Home Commentary Opinion OPINION: Co-op Reaches Labor Pact Ponders Workplace Gains

OPINION: Co-op Reaches Labor Pact Ponders Workplace Gains


by  Kari Bradley, general manager Hunger Mountain Cooperative

I am proud to work for Hunger Mountain Cooperative, a retail business with a powerful mission. For our nearly 43 years, a key element of that mission has been providing meaningful employment: good jobs that help people in our community meet their financial and professional development goals. The co-op recently reached agreement with our employees union on a new two-year labor contract helping us to continue to provide the Vermont livable wage, excellent benefits and workplace rules that work for everyone. It is gratifying to have a new contract, but the responsibility of being a great place to work for our 170-plus employees certainly doesn’t end there.

Each year since 2010, The co-op has conducted a survey to gauge employee perceptions and satisfaction and identify areas of focus for our business planning. We use a combination of quantitative and open-ended comment questions and all rating questions were “indicate the degree I agree with the statement”-type with one being “strongly disagree” and five being “strongly agree.” This year’s results were quite similar to the 2014 survey. The highest scores again came in the areas of the employee understanding of the co-op’s mission and the co-op having a positive role in the community. We saw nice improvements in perceptions of our training program and the encouragement of high work standards. Consistent with past surveys, employees gave relatively high marks for fair compensation (4.0 average from staff/4.6 from managers) and flexibility to balance work with personal lives (4.0/4.5).

Of the 56 total questions, six received a “failing grade” (defined as an average of 3.25 or less, with the exception of 3.75 for questions dealing with harassment or discrimination). From these low scores, it remains clear that internal communication and conflict resolution remain primary cultural challenges for co-op employees. For example, “As a group, the co-op’s staff uses open and honest communication to talk directly with one another” received the lowest average rating with 2.9 for staff and 3.2 from managers. Many of the comments provided highlight the critical need to improve communication and conflict resolution between our employees union and our management team.

The implications for our business plan were fairly clear. To improve employee satisfaction, we need to address communication and conflict resolution.
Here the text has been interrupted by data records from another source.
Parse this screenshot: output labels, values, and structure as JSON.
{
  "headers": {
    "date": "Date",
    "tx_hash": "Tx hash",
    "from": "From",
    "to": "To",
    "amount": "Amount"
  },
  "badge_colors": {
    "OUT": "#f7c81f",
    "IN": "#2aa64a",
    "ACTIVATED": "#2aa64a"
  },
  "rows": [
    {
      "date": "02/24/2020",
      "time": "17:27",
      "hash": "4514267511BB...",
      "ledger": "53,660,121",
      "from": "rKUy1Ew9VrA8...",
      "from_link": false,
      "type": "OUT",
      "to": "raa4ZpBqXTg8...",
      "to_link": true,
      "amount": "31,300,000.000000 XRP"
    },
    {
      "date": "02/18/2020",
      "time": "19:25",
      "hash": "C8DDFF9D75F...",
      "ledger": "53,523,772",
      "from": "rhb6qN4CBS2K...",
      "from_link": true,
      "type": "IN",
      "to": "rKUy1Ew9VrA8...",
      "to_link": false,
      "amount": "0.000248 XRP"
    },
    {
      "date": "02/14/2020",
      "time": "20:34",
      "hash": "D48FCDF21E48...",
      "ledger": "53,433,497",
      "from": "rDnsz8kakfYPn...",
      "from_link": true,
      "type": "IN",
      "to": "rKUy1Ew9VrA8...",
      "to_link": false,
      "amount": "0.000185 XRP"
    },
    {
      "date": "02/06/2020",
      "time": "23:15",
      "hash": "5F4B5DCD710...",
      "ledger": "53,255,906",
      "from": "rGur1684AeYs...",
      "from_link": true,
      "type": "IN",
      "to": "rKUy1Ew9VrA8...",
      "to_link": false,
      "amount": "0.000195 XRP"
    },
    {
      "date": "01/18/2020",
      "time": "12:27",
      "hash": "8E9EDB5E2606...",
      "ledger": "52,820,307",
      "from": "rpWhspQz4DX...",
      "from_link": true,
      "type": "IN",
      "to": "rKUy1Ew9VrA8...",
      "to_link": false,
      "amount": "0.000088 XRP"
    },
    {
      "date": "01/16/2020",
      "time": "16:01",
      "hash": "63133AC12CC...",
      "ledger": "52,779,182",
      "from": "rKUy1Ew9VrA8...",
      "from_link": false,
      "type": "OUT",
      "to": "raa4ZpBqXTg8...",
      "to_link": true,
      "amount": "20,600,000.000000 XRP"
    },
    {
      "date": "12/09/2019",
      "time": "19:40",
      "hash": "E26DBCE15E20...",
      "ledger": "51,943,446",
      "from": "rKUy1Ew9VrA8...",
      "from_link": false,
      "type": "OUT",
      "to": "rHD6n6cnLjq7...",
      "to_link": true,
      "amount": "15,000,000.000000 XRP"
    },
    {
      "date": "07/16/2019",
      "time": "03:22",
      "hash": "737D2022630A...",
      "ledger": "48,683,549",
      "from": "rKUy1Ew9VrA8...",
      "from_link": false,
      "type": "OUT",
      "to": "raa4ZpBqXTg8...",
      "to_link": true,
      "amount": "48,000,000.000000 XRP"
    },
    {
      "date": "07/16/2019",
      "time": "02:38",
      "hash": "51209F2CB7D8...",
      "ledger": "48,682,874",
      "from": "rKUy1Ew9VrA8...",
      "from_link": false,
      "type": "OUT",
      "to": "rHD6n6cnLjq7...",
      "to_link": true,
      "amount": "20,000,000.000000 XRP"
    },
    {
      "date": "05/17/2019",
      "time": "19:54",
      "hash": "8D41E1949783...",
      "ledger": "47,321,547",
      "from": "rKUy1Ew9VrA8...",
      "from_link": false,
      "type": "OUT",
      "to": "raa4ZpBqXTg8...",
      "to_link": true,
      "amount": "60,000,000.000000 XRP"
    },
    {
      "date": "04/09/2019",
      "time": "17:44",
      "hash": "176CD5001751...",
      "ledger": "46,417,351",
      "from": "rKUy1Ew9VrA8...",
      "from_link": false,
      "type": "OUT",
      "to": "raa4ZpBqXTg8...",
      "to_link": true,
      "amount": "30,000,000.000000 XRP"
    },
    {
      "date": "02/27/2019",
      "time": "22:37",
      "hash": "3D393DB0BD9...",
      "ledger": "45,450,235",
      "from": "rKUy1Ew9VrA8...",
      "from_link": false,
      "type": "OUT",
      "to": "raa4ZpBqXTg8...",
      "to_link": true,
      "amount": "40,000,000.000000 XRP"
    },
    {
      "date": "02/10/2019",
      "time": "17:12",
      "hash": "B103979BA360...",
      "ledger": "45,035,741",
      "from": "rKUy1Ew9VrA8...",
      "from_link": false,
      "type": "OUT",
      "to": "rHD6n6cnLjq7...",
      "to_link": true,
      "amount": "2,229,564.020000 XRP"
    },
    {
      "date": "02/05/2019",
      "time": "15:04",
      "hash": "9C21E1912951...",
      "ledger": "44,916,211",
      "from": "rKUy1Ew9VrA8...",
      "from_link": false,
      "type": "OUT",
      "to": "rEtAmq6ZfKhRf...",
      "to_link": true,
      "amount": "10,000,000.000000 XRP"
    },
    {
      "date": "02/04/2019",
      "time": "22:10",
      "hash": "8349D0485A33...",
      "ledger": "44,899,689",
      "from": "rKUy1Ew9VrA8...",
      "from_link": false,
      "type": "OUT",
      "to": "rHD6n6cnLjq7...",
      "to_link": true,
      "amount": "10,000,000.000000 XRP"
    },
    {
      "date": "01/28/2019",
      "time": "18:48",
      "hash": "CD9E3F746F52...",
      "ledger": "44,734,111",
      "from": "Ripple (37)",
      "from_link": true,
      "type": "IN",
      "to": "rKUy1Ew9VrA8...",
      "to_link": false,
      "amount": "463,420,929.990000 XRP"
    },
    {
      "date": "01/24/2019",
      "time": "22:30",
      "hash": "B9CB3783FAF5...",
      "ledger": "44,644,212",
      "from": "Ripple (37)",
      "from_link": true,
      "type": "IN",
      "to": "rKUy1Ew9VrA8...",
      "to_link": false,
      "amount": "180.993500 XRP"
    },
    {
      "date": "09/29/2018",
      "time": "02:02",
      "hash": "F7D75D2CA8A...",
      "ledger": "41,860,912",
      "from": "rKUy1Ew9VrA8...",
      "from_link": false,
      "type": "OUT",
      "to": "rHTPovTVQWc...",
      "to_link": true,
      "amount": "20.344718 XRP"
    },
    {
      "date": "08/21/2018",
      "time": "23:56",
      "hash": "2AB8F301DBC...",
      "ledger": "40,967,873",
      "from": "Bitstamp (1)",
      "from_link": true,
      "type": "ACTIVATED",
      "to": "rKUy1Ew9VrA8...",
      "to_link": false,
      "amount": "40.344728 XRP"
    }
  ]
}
Our “Go Direct” program, which calls for us to address issues openly, respectfully and promptly, is designed to help, but we will need more time and practice. From continued training in workplace communication and conflict resolution to casual conversations during the work day, we will continue to focus on solving workplace problems collaboratively and working toward providing great service to our coworkers as well as our members and customers.

Despite our efforts to offer more trainings and professional development, there appear to be too few perceived opportunities for growth amongst staff. This is likely related to our low rate of turnover (17 percent last year), especially in positions at the higher pay grades and in management and professional/skilled positions. If positions are not coming available due to turnover or growth of the co-op, a key challenge is to offer meaningful professional development in other ways. 

Our co-op exists to meet the needs of our many stakeholders: owners, vendors and employees included. We have much to offer employees: dynamic work for fair compensation and a meaningful mission serving a great community. As we begin a new fiscal year, it is my hope and expectation that the Co-op will continue to make improvements as a workplace and be an employer that owners and employees alike can be proud of.